I’ve been spending some time going through all my documents that I have saved on my computer. There comes a time when you have to just trash some things in order to make room for new stuff. What surprised me were how many things I came across that made me want to share an idea. I just couldn’t bring myself to press that delete button until I wrote the thoughts somewhere else. I decided that each time I came across something of value, I’d blog about it so that I, and my readers, could reflect on it one more time before I press that button. Today’s idea is from a page where I had taken notes on an article I read.

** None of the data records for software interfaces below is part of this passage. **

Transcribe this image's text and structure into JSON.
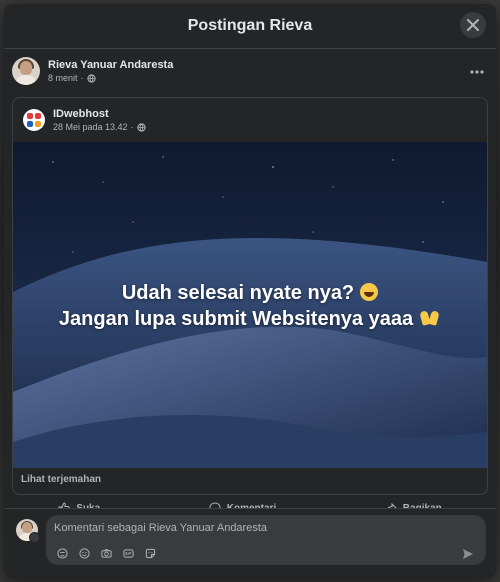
{
  "modal": {
    "title": "Postingan Rieva"
  },
  "post": {
    "author": "Rieva Yanuar Andaresta",
    "time": "8 menit",
    "privacy_icon": "globe-icon"
  },
  "shared": {
    "page_name": "IDwebhost",
    "time": "28 Mei pada 13.42",
    "caption_line1": "Udah selesai nyate nya?",
    "caption_line2": "Jangan lupa submit Websitenya yaaa",
    "see_translation": "Lihat terjemahan"
  },
  "actions": {
    "like_label": "Suka",
    "comment_label": "Komentari",
    "share_label": "Bagikan"
  },
  "composer": {
    "placeholder": "Komentari sebagai Rieva Yanuar Andaresta",
    "tools": [
      "avatar-sticker-icon",
      "emoji-icon",
      "camera-icon",
      "gif-icon",
      "sticker-icon"
    ],
    "send_icon": "send-icon"
  },
  "colors": {
    "modal_bg": "#242526",
    "text_primary": "#e4e6eb",
    "text_secondary": "#b0b3b8",
    "divider": "#3e4042"
  }
}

In an article by Shari Frost in Choice Literacy a while back, Shari wrote about how distressed she was by the fact that many primary teachers were using their read aloud books for the purpose of strategy teaching and not just for the pleasure of enjoying a good story. Shari paraphrased another author (Patricia Cooper’s Language Arts article) who felt the same way. I found the quote valuable enough to copy down and save.
“Cooper believes that the ‘untaught story’ plays an important role in the literacy development of children. It supports the development of their imagination, increases their vocabulary, helps them develop a sense of story, builds the foundation for critical thinking, and teaches children to love books. These benefits can be jeopardized if every read aloud is attached to a comprehension lesson.”
Take a moment to ask yourself:
- How often do I use a picture book just for sheer enjoyment?
- Am I overusing what I know about strategy teaching by always thinking that my read aloud book has to have a strategy lesson attached?
- What messages am I sending to children about why we read books?
- Am I doing all I can to develop a love of books and stories with my students?
- Can I name three books that my students love to hear again and again just because they love them so much?
Teachers shouldn’t have to defend WHY they are reading aloud great books to their students. We all know the benefits, don’t we?